How to locate the AppData folder in Windows 11

The apps you install on Windows store much of their data in the AppData folder. You rarely need to access it, but we’ll show you how in this guide.

Have access to the application data folder in Windows is important in different scenarios. However, the folder is hidden by default and you may not know how to locate AppData folder in Windows 11.

Each user account on your system has an AppData folder with content such as custom configuration files and other unique data for applications. It also includes the Local, LocalLowand roaming subfolders.

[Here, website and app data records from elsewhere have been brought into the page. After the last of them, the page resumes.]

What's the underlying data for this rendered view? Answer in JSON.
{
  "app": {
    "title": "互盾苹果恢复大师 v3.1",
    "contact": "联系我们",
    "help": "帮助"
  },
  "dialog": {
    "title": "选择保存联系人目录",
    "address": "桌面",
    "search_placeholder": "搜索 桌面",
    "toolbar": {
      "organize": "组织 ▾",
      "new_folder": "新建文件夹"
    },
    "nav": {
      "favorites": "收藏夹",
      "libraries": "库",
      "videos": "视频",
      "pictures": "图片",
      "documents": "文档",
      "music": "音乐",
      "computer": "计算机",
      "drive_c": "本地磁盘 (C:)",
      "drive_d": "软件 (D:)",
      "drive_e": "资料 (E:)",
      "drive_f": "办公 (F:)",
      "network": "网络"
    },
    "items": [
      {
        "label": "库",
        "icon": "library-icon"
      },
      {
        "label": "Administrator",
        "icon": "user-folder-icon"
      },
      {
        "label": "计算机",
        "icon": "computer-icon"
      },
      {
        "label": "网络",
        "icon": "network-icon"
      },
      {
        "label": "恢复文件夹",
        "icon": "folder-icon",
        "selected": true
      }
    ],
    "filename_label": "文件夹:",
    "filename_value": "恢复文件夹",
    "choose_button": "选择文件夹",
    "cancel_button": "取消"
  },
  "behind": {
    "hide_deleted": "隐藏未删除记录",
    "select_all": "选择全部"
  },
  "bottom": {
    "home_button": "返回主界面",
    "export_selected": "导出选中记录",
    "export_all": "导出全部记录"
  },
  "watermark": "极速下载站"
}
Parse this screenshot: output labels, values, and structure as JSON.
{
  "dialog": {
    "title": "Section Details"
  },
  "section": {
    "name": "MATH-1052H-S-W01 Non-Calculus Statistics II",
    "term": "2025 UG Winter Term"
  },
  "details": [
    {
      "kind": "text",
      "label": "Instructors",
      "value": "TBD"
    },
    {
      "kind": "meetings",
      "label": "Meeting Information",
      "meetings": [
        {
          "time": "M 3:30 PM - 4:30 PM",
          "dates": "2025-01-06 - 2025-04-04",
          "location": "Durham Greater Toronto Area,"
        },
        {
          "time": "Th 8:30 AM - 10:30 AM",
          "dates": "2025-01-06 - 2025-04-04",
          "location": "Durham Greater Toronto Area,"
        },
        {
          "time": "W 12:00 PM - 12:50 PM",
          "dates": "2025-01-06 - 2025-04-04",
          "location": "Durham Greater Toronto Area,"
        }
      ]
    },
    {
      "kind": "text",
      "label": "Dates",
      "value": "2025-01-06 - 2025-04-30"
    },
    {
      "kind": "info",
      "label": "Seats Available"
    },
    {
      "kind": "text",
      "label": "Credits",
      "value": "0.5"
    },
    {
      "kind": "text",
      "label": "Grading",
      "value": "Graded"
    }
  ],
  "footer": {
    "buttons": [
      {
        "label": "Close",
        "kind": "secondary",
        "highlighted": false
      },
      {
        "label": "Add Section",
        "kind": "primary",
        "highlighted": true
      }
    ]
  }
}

Each folder contains different data for applications such as your browser, email client, and other installed software. While troubleshooting or backing up your app and game settings, you may need to access AppData.

What is the AppData folder?

Microsoft introduced the AppData (short for Application Data) folder with Windows Vista and it has been in every version since. The hidden folder contains data that your system application needs to run.

The folder includes three subfolders and stores most of your application data, such as your browser’s bookmarks and cache, saved sessions, game settings, and more. You won’t need to access the folder very often, but you may need it when you’re trying to troubleshoot an app or back up specific settings.

He Local The folder contains files for the current PC and is not in sync with other systems. LocalLow it is similar to Local but includes low-integrity applications with restricted Windows security settings such as temporary files.

Finally, the roaming The folder contains critical application files: These are the files and folders that an application needs to run. This data will “roam” from PC to PC with your user account. For example, your Spotify settings or Mozilla Firefox profile data travels with you from one device to another.

Unless you have completely reconfigured your system, the folder is in C:\Users\\AppData (replace with your user account folder). You can navigate to the folder manually, but it’s hard to find for the untrained eye.

So if you need to access something in your AppData folder, we’ll show you some easy ways to do it.

How to open the AppData folder using Run

Since the folder is hidden, it’s hard to access unless you make Windows show hidden files or open them directly. So, for example, you can easily access it from the Run dialog with a few keystrokes and a basic command.

To find the AppData folder from Run:

  1. Press Windows key + R to launch the Run dialog window
  2. Type the following and click OK or press Get into:

    Locate the AppData folder

  3. File Explorer will start on the roaming subfolder. Note that a lot of your installed app data is stored here, so if you don’t have a backup, know that it shouldn’t be deleted.
  4. Click application data in the File Explorer address bar to display the three subfolders in the AppData location.Locate the AppData folder

How to display AppData and use File Explorer

The AppData folder is vital for the apps you install on Windows. To protect these files, Windows hides the AppData folder by default to prevent unnecessary tampering. If you need to find it, you can unhide the folder and view it with File Explorer.

For example, if you manually navigate to C:\Users\you will not see the AppData folder and you will need to unhide the folder to see it.

To show AppData in Windows 11:

  1. Press Windows key + E to launch an instance of File Explorer.
  2. Click View from the top toolbar.
  3. Select Show > Hidden Items when the menu appears.Locate the AppData folder
  4. navigate to C:\Users\\ and you will see the application data file. Replace with the correct folder for your user account. Note that it will be a bit transparent, indicating a hidden item in File Explorer.

Manage AppData and other folders from File Explorer

Whether you’re troubleshooting an app or backing up your favorite game’s settings, AppData is essential. But remember, the files in AppData are crucial for apps to work. Therefore, if you are not an experienced user, it is better to leave it and its subfolders hidden.

Of course, there are other ways to manage files and folders in Windows. For example, to improve file management, learn about File Explorer tabs. Or perhaps you’d prefer File Explorer to open to This PC instead of Quick Access.

To make items stored in OneDrive more accessible, you can open File Explorer in OneDrive. And sometimes you may experience problems with file and folder management and need to fix File Explorer not working.